Jill Langhus
Jul 03
Jul 03

Hello Aarya,

Welcome to World Pulse! My what a wonderfully written first post! I'm very impressed by what you've written, from a technical standpoint, but also from a feminist standpoint... well done! Your mom, and dad, must be very proud of you!

XX

aarya
Jul 03
Jul 03

Thank you, Jill. That's such a kind thing say!

It's exhausting how so many people berate feminists when we share our personal experience of oppression. I'm tired of condescending arguments like "you're just being over-dramatic", or "life is hard for all of us, yet men don't complain" so I always try to back my points with facts and logic. I'm very glad you liked it :)

Jill Langhus
Jul 04
Jul 04

You're welcome, dear:-) I meant it!

I agree. Hmmm. Well, hang in there, dear. Stay strong, and outspoken. You're probably in for a ride. I'm behind you every step of the way, as is your mom:-)

aarya
Jul 11
Jul 11

We are all in this together, indeed for a long haul! Thank you for love and support, Jill :)

Jill Langhus
Jul 13
Jul 13

Yes!! You're very welcome, dear.

XX

Isata Kabia
Jul 10
Jul 10

I love the personal angle on the issue of unpaid work. Indeed it’s toll on women and children it’s more than financial, and the ripple effect on communities should make it all our wish to make the change. Beautifully written too, Aarya

aarya
Jul 11
Jul 11

Dear Isata,
Thank you! I really wanted to show how personal is awfully political. I'm glad you recognized it!
Love,
Aarya

Busayo Obisakin
Jul 10
Jul 10

Dear Aarya,
WAO! That is a wonderful mother for you. Kudos to her! Hummm! The ills of patriarchy in our society and it still running so deep. Like in my country when the men will be telling the mothers to train their children to be wife materials and the meaning of that is to prepare her to work like a slave in her husband's home. As if a girl does not have any other thing to do in life than to be a wife. We will continue to raise our voices till women have their right place side by side with the men. Thank you for sharing this personal story with us
Love
Busayo

aarya
Jul 11
Jul 11

Dear Busayo,
Yes the ills of patriarchy is ubiquitously deep-rooted but I believe, as we continue to raise our voices logically, we can uproot it, maybe even in our lifetime. With the changes in government policies, we will change the attitude and belief of what we value in gender!
Thank you for reading :)
Love
Aarya

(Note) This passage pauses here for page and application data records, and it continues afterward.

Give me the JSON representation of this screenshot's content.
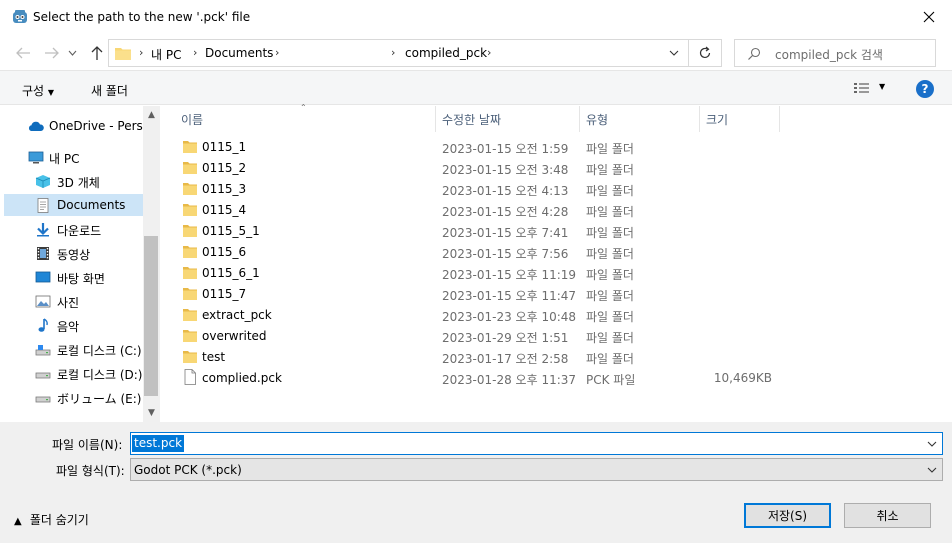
{
  "window": {
    "title": "Select the path to the new '.pck' file"
  },
  "address": {
    "crumbs": [
      "내 PC",
      "Documents",
      "compiled_pck"
    ]
  },
  "search": {
    "placeholder": "compiled_pck 검색"
  },
  "toolbar": {
    "organize": "구성",
    "new_folder": "새 폴더",
    "help": "?"
  },
  "sidebar": {
    "items": [
      {
        "label": "OneDrive - Personal",
        "icon": "onedrive-icon"
      },
      {
        "label": "내 PC",
        "icon": "pc-icon"
      },
      {
        "label": "3D 개체",
        "icon": "3d-objects-icon"
      },
      {
        "label": "Documents",
        "icon": "documents-icon"
      },
      {
        "label": "다운로드",
        "icon": "downloads-icon"
      },
      {
        "label": "동영상",
        "icon": "videos-icon"
      },
      {
        "label": "바탕 화면",
        "icon": "desktop-icon"
      },
      {
        "label": "사진",
        "icon": "pictures-icon"
      },
      {
        "label": "음악",
        "icon": "music-icon"
      },
      {
        "label": "로컬 디스크 (C:)",
        "icon": "drive-icon"
      },
      {
        "label": "로컬 디스크 (D:)",
        "icon": "drive-icon"
      },
      {
        "label": "ボリューム (E:)",
        "icon": "drive-icon"
      }
    ]
  },
  "list": {
    "columns": {
      "name": "이름",
      "date": "수정한 날짜",
      "type": "유형",
      "size": "크기"
    },
    "rows": [
      {
        "name": "0115_1",
        "date": "2023-01-15 오전 1:59",
        "type": "파일 폴더",
        "size": "",
        "kind": "folder"
      },
      {
        "name": "0115_2",
        "date": "2023-01-15 오전 3:48",
        "type": "파일 폴더",
        "size": "",
        "kind": "folder"
      },
      {
        "name": "0115_3",
        "date": "2023-01-15 오전 4:13",
        "type": "파일 폴더",
        "size": "",
        "kind": "folder"
      },
      {
        "name": "0115_4",
        "date": "2023-01-15 오전 4:28",
        "type": "파일 폴더",
        "size": "",
        "kind": "folder"
      },
      {
        "name": "0115_5_1",
        "date": "2023-01-15 오후 7:41",
        "type": "파일 폴더",
        "size": "",
        "kind": "folder"
      },
      {
        "name": "0115_6",
        "date": "2023-01-15 오후 7:56",
        "type": "파일 폴더",
        "size": "",
        "kind": "folder"
      },
      {
        "name": "0115_6_1",
        "date": "2023-01-15 오후 11:19",
        "type": "파일 폴더",
        "size": "",
        "kind": "folder"
      },
      {
        "name": "0115_7",
        "date": "2023-01-15 오후 11:47",
        "type": "파일 폴더",
        "size": "",
        "kind": "folder"
      },
      {
        "name": "extract_pck",
        "date": "2023-01-23 오후 10:48",
        "type": "파일 폴더",
        "size": "",
        "kind": "folder"
      },
      {
        "name": "overwrited",
        "date": "2023-01-29 오전 1:51",
        "type": "파일 폴더",
        "size": "",
        "kind": "folder"
      },
      {
        "name": "test",
        "date": "2023-01-17 오전 2:58",
        "type": "파일 폴더",
        "size": "",
        "kind": "folder"
      },
      {
        "name": "complied.pck",
        "date": "2023-01-28 오후 11:37",
        "type": "PCK 파일",
        "size": "10,469KB",
        "kind": "file"
      }
    ]
  },
  "form": {
    "filename_label": "파일 이름(N):",
    "filename_value": "test.pck",
    "filetype_label": "파일 형식(T):",
    "filetype_value": "Godot PCK (*.pck)"
  },
  "footer": {
    "hide_folders": "폴더 숨기기",
    "save": "저장(S)",
    "cancel": "취소"
  },
  "colors": {
    "accent": "#0078d7",
    "folder": "#f8d775",
    "selected_bg": "#cce4f7"
  }
}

MUVUNYI FABIENNE
Jul 20
Jul 20

Dear AARYA,
I do agree with you. Men much like women, should care for his family and share the housework.
Thanks